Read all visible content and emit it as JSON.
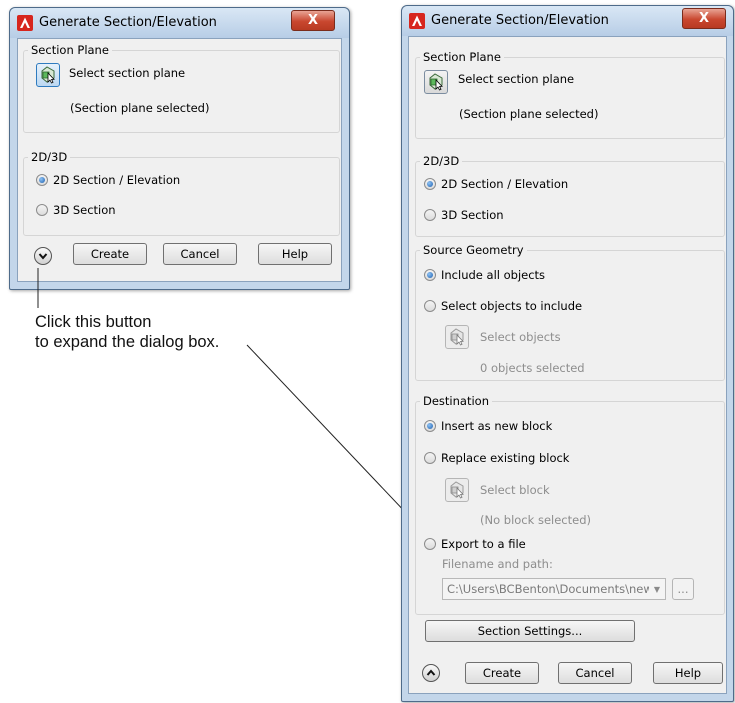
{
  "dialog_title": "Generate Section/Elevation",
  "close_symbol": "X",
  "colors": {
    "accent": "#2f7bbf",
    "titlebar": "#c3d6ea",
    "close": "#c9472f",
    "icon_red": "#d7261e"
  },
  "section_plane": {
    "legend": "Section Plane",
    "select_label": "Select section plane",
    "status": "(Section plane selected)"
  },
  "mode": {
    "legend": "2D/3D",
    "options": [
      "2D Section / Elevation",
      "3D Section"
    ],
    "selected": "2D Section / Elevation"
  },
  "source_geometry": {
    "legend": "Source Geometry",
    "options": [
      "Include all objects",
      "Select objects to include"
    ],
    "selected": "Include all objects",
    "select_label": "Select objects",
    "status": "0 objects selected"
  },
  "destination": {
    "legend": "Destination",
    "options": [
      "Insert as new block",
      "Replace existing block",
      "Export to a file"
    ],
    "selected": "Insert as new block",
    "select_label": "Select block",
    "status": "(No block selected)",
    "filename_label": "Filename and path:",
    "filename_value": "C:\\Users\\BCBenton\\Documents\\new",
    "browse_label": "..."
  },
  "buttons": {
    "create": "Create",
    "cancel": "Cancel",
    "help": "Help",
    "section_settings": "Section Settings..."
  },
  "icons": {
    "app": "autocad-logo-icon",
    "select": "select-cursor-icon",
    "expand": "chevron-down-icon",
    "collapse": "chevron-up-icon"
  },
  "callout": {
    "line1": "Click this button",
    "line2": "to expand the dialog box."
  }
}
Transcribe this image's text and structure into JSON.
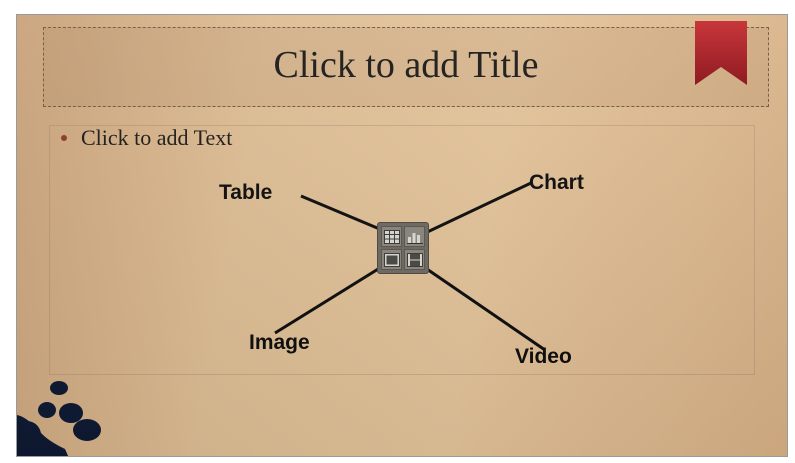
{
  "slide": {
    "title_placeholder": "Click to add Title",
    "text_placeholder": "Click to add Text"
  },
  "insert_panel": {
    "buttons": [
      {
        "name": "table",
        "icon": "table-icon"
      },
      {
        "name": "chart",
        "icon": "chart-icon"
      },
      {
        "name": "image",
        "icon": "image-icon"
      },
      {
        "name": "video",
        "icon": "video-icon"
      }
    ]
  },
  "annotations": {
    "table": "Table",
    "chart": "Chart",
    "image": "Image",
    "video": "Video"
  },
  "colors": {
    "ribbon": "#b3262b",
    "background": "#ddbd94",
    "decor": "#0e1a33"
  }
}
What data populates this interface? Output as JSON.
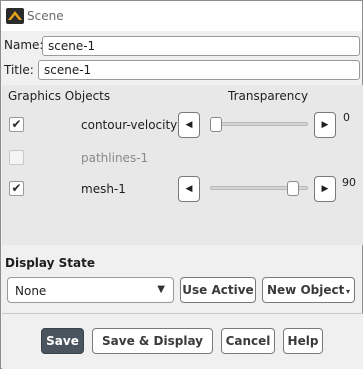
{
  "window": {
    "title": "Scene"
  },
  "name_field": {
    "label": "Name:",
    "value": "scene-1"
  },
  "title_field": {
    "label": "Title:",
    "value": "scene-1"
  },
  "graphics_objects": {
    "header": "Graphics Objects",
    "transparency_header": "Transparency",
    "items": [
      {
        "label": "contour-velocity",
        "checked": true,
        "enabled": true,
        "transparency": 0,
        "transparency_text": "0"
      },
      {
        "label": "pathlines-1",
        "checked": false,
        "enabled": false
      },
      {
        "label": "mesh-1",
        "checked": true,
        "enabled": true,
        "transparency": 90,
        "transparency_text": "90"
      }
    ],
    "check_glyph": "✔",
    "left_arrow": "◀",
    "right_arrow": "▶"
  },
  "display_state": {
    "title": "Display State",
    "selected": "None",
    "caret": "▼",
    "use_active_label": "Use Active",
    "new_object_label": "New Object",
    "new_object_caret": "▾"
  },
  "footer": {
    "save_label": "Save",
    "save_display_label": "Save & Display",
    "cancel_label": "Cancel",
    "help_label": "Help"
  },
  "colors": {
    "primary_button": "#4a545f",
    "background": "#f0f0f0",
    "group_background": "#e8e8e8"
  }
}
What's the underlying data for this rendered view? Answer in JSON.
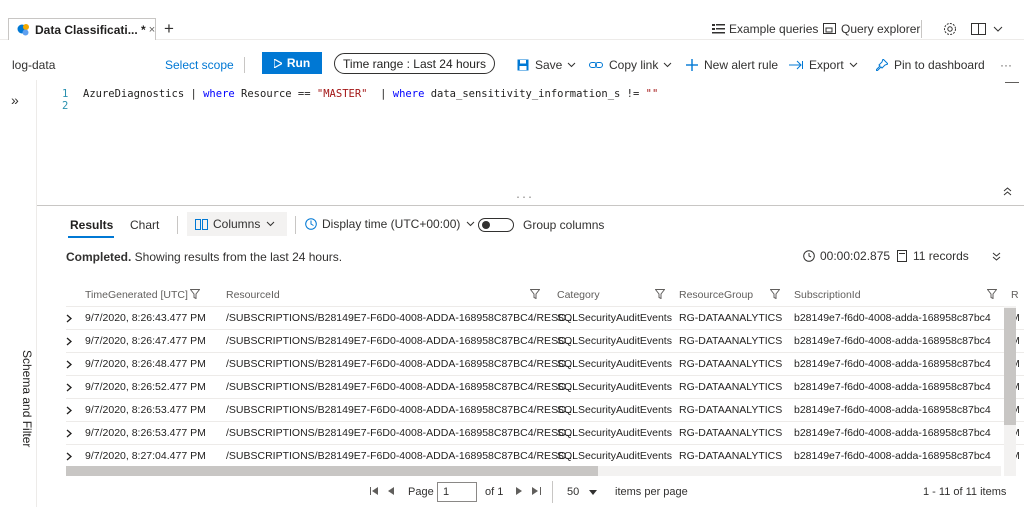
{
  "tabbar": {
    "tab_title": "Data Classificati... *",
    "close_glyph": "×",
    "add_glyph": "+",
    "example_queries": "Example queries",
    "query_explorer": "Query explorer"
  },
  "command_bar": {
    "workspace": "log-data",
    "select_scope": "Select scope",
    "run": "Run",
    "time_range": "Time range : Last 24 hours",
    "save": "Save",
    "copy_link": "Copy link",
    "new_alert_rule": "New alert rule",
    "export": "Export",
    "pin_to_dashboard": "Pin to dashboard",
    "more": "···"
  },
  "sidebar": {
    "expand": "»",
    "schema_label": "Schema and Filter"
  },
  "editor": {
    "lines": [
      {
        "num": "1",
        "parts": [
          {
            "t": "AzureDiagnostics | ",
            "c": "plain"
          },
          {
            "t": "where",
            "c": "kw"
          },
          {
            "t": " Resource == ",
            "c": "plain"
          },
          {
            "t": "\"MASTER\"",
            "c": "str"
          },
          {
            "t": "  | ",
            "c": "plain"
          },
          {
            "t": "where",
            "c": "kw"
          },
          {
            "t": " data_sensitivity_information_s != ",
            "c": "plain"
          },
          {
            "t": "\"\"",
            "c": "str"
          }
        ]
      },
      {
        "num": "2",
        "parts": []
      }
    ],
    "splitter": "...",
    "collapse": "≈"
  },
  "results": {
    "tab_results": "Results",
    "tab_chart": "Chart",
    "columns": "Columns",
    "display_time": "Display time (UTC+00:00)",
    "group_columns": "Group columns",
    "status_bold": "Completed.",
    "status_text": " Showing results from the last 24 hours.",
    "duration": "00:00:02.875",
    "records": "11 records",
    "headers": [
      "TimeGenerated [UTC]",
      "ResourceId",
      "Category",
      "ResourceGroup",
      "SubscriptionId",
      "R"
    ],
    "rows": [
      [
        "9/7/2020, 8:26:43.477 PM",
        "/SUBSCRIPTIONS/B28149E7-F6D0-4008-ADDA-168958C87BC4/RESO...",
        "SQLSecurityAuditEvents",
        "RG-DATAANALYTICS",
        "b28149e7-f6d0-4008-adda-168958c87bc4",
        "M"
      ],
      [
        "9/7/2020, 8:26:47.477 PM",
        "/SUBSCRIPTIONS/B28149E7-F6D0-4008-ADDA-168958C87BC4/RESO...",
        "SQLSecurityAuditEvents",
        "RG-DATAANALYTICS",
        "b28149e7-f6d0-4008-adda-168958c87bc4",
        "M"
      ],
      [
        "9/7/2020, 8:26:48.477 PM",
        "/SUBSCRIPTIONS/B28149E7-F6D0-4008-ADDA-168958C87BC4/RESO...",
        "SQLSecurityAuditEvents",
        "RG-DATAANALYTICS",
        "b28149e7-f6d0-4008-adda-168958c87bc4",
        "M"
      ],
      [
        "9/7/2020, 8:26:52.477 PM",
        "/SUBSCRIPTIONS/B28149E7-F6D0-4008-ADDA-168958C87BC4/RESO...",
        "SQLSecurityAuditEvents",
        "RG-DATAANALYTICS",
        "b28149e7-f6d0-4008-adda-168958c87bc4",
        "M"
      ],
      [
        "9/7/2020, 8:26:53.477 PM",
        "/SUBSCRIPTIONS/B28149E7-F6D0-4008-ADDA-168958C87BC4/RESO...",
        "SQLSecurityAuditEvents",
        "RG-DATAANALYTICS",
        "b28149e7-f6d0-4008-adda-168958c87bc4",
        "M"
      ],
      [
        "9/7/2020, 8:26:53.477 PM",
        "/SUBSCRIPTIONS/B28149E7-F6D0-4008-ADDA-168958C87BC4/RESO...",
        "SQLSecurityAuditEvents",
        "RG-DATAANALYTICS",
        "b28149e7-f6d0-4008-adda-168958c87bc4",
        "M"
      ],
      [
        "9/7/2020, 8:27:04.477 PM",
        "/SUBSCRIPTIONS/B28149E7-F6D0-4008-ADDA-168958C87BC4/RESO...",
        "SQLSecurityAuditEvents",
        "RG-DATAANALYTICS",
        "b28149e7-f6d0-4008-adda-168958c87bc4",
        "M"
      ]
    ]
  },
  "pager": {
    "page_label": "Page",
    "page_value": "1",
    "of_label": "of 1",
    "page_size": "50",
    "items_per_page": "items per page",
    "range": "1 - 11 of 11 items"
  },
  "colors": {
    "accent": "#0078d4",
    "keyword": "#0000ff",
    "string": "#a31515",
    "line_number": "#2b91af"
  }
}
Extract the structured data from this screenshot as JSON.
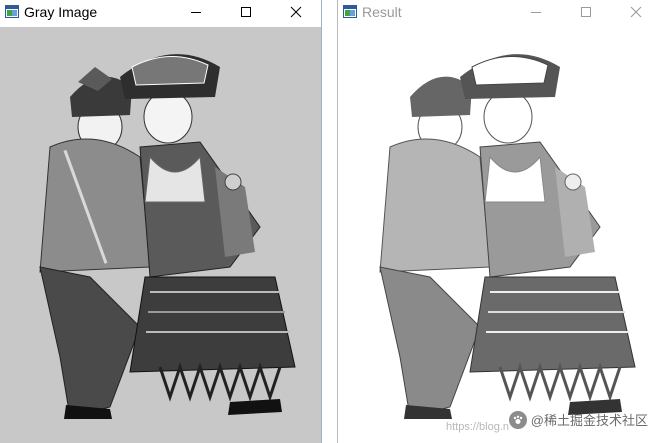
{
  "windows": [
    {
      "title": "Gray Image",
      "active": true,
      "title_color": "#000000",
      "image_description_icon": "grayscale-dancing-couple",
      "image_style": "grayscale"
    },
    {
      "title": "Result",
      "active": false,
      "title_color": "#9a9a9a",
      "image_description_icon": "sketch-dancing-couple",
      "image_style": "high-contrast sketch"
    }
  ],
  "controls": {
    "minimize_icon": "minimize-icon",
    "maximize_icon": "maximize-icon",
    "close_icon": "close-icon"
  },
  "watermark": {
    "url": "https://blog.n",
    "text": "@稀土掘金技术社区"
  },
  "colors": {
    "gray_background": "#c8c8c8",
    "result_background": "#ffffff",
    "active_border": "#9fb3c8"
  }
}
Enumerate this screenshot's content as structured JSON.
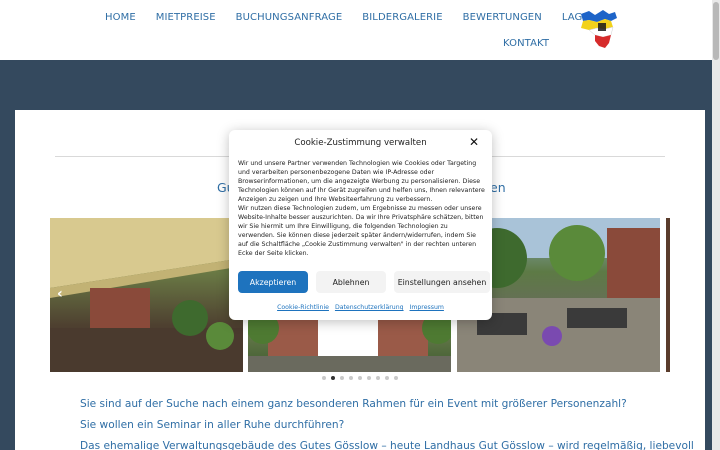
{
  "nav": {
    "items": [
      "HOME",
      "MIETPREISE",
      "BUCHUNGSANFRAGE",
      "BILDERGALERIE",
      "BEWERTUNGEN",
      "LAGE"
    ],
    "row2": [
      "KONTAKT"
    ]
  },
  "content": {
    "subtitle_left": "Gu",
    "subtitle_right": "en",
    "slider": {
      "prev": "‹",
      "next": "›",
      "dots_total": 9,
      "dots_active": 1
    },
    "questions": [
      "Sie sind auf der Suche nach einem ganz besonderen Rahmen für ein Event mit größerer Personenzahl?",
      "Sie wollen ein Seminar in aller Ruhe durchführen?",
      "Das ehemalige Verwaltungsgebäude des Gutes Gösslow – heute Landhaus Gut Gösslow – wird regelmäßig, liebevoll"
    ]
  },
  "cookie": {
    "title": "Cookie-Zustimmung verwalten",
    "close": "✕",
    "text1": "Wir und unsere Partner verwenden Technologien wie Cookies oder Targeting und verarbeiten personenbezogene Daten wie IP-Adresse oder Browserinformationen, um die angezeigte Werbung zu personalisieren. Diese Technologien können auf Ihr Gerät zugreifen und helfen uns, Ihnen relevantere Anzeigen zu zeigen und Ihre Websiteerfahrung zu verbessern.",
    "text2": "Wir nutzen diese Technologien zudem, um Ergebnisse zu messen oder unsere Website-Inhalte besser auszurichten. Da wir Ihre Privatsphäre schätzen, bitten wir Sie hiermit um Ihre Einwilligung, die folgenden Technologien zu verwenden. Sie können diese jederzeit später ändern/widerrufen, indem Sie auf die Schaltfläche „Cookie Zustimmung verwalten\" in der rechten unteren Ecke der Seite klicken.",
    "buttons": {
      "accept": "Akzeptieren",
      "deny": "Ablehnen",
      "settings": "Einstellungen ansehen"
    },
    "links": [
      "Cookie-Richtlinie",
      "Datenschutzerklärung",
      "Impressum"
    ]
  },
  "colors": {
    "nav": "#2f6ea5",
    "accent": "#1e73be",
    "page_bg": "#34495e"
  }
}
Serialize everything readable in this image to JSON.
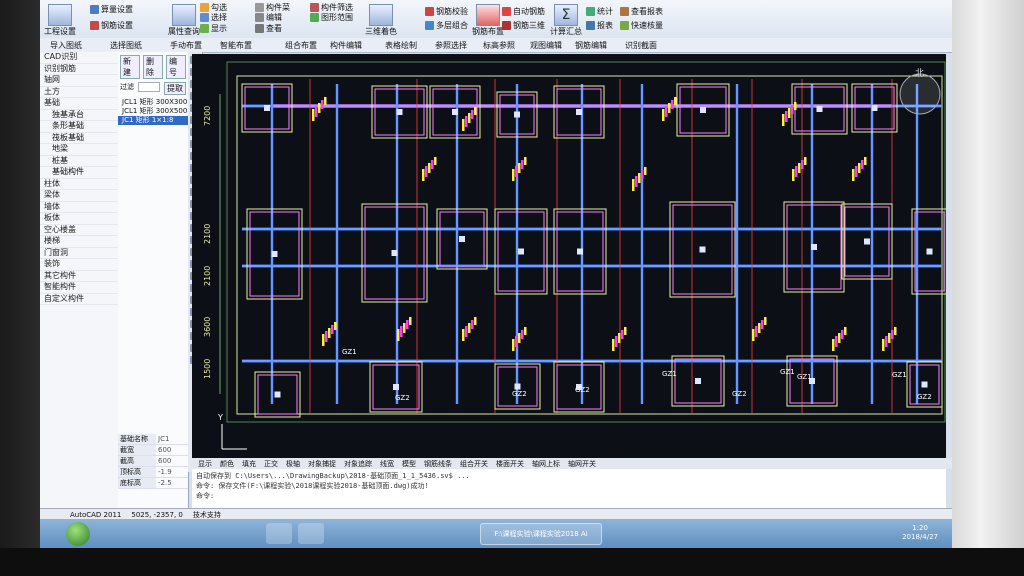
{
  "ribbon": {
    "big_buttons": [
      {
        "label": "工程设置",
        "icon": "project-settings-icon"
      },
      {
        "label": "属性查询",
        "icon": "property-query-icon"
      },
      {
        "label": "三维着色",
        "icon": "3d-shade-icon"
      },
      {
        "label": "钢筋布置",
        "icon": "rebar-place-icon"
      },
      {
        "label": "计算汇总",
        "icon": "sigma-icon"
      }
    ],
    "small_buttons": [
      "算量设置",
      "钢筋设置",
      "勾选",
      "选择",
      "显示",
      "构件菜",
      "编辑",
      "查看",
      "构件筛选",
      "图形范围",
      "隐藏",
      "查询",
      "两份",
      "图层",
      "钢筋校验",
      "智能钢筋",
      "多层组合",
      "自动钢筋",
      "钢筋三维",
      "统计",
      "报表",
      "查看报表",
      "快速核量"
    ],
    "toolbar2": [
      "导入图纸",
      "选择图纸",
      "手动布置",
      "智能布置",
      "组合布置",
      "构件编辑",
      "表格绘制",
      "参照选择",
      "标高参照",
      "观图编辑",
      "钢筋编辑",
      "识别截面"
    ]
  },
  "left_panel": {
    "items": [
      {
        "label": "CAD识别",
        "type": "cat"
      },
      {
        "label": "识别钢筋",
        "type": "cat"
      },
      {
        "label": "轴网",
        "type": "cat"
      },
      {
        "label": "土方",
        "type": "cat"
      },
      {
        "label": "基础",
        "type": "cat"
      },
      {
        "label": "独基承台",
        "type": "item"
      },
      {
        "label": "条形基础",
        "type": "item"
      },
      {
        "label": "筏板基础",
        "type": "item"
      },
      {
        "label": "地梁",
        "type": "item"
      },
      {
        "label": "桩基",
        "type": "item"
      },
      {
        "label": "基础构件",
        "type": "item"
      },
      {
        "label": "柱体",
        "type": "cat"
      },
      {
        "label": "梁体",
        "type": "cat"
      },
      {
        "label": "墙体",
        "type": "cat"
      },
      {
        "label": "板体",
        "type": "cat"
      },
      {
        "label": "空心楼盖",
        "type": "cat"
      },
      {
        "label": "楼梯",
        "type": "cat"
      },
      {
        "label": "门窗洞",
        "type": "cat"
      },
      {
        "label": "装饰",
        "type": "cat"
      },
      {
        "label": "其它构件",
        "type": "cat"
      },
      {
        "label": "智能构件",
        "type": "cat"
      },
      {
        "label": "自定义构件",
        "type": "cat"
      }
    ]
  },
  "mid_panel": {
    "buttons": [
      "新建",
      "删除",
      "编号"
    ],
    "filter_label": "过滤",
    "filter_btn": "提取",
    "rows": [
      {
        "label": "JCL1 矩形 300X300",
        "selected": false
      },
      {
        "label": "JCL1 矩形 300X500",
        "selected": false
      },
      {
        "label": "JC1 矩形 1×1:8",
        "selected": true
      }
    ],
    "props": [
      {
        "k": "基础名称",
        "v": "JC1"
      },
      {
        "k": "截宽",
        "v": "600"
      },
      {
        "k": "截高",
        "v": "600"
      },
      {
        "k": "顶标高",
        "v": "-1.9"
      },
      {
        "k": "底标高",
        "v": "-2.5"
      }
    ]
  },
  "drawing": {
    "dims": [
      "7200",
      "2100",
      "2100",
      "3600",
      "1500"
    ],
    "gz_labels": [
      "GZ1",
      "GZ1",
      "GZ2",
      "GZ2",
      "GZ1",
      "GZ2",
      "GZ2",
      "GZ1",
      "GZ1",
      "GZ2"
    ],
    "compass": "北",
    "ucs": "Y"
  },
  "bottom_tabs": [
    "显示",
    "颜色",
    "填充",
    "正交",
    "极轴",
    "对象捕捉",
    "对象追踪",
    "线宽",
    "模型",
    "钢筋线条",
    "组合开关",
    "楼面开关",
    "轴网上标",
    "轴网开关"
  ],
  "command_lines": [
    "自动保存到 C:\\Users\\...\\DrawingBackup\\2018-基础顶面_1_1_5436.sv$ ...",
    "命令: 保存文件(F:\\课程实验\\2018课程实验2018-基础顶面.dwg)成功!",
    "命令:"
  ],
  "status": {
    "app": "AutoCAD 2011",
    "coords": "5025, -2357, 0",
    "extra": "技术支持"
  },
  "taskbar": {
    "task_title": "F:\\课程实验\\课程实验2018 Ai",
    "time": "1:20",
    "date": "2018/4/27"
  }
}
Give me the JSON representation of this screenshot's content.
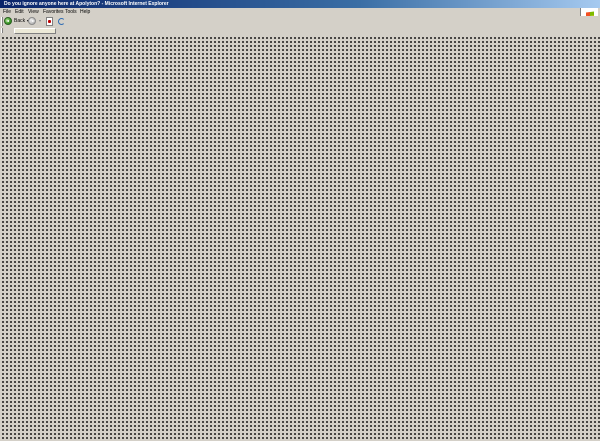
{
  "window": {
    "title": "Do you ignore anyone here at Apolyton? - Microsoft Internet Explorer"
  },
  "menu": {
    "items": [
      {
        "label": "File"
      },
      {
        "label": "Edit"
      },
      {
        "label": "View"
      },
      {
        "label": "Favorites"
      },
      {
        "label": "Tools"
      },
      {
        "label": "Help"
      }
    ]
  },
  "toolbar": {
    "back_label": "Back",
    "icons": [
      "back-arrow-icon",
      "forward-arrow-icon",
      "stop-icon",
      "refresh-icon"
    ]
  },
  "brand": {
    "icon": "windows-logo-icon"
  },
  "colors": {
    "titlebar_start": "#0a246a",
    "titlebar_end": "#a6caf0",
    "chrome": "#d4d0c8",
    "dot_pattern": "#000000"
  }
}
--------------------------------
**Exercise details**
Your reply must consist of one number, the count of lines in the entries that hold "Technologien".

**Solved problem**
2